There are now two lawsuits filed in the federal courts for the Southern District of Texas, Houston Division, involving the practices of detaining and releasing criminal defendants in the Harris County courts. The first suit, filed earlier this year, is an action by persons arrested in Harris County whose conditions of release were decided by a rigid bail schedule based solely upon the charged crime, their criminal history, and immigration status. Bail was set in dollar amounts, but there was no consideration of the defendants’ ability to pay. They were unrepresented by counsel and appeared by videoconference at a hearing before a magistrate and prosecutor. No determination of indigence occurred until they reached the court of jurisdiction. 
The defendants in that lawsuit are the Sheriff (who is responsible for their custody), the magistrates (who apply the bail schedule), and county criminal court judges (who approve the bail schedule for misdemeanors). Representing the plaintiffs are the Texas Fair Defense Project, Equal Justice Under Law, Civil Rights Corp, and Sussman Godfrey L.L.P. Harris County hired Gardere Wynne Sewell LLP, and paid for the judges to be individually represented by Winston & Strawn LLP. The case is before United States District Judge Lee Rosenthal. 
The premise of the lawsuit is that criminal defendants have the right to have their ability to pay, and their individual circumstances, considered before setting bail. A system that fails to do so denies them their rights to due process and equal protection under the Fourteenth Amendment to the United States Constitution. Similar lawsuits have prevailed, prior to a trial, in several other jurisdictions across the Country. Judge Rosenthal took the defendants’ motions to dismiss under advisement, but those present at the hearing thought her statements to the lawyers made dismissal seem unlikely. 
A second lawsuit, filed this week, was initiated by persons arrested by the Houston Police Department (HPD). Harris County has 100 law enforcement agencies, the largest being HPD. Currently, HPD brings arrested persons to one of their jails, where if they do not make bail, they are transferred to the Sheriff where they face the bail procedures described above in the first lawsuit. Texas law requires they make this appearance before the magistrate within 48 hours of arrest. The deadline is also constitutionally required. In many occasions, HPD has failed to meet this deadline, often because the Sheriff has asked them to wait until there was room in the Harris County Jail. 

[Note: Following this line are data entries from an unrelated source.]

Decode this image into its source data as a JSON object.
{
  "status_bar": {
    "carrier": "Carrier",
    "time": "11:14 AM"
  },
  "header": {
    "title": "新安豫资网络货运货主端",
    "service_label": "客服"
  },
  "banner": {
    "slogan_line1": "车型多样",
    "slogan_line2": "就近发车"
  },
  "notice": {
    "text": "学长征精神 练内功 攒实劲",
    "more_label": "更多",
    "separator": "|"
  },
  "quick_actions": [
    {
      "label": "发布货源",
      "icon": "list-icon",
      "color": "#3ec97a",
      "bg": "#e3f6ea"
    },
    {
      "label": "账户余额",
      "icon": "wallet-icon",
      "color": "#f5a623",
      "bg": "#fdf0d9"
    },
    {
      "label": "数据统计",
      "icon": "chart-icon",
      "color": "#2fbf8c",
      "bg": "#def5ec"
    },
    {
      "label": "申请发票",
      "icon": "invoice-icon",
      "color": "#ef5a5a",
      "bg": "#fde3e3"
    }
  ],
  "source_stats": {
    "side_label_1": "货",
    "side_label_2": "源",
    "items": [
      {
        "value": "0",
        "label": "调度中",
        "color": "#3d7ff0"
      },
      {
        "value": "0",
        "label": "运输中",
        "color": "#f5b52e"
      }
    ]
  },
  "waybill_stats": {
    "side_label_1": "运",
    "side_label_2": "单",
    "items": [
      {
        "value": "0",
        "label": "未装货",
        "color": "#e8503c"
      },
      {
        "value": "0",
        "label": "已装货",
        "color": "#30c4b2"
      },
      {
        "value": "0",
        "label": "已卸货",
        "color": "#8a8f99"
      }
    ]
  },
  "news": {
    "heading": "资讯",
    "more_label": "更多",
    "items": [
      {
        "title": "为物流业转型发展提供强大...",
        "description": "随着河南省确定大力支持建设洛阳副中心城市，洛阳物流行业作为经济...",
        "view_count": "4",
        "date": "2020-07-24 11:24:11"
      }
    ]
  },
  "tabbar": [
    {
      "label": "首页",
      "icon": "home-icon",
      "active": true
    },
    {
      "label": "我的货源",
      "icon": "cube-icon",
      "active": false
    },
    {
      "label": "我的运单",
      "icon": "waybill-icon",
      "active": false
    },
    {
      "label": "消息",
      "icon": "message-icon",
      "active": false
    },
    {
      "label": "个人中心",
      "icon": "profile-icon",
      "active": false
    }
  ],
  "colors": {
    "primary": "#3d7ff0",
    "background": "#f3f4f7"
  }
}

The plaintiffs’ lawyers in this suit are also the Texas Fair Defense Project, Equal Justice Under Law, Civil Rights Corp, but the private firm is Kirkland & Ellis LLP. Although not named, Harris County has an interest in this lawsuit too. One potential outcome is for the City of Houston to settle and agree that they will either bring the defendants to the Sheriff within the deadline or release them. This will put an even greater strain on the County whose jail is at or near capacity.

To make it all more interesting, no Republican candidate won a countywide office in the recent election. The District Attorney and Sheriff will be Democrats on January 1, 2017. More than a third of the 22 felony judges are now Democrats and the only misdemeanor bench that was contested went to a Democrat. This trend may continue in two years when the rest of the misdemeanor judges face election. The incoming Sheriff has already provided an affidavit that he does not wish to contest the lawsuit. 

Update to Houston Lawsuits blog post: On December 16, 2016, USDJ Lee Rosenthal issued a 78-page opinion denying the defendants' motion to dismiss them as parties in their official capacities as Sheriff and county court judges. Although not a ruling on the merits, her statement of the facts and law does not bode well for the Harris County defendants.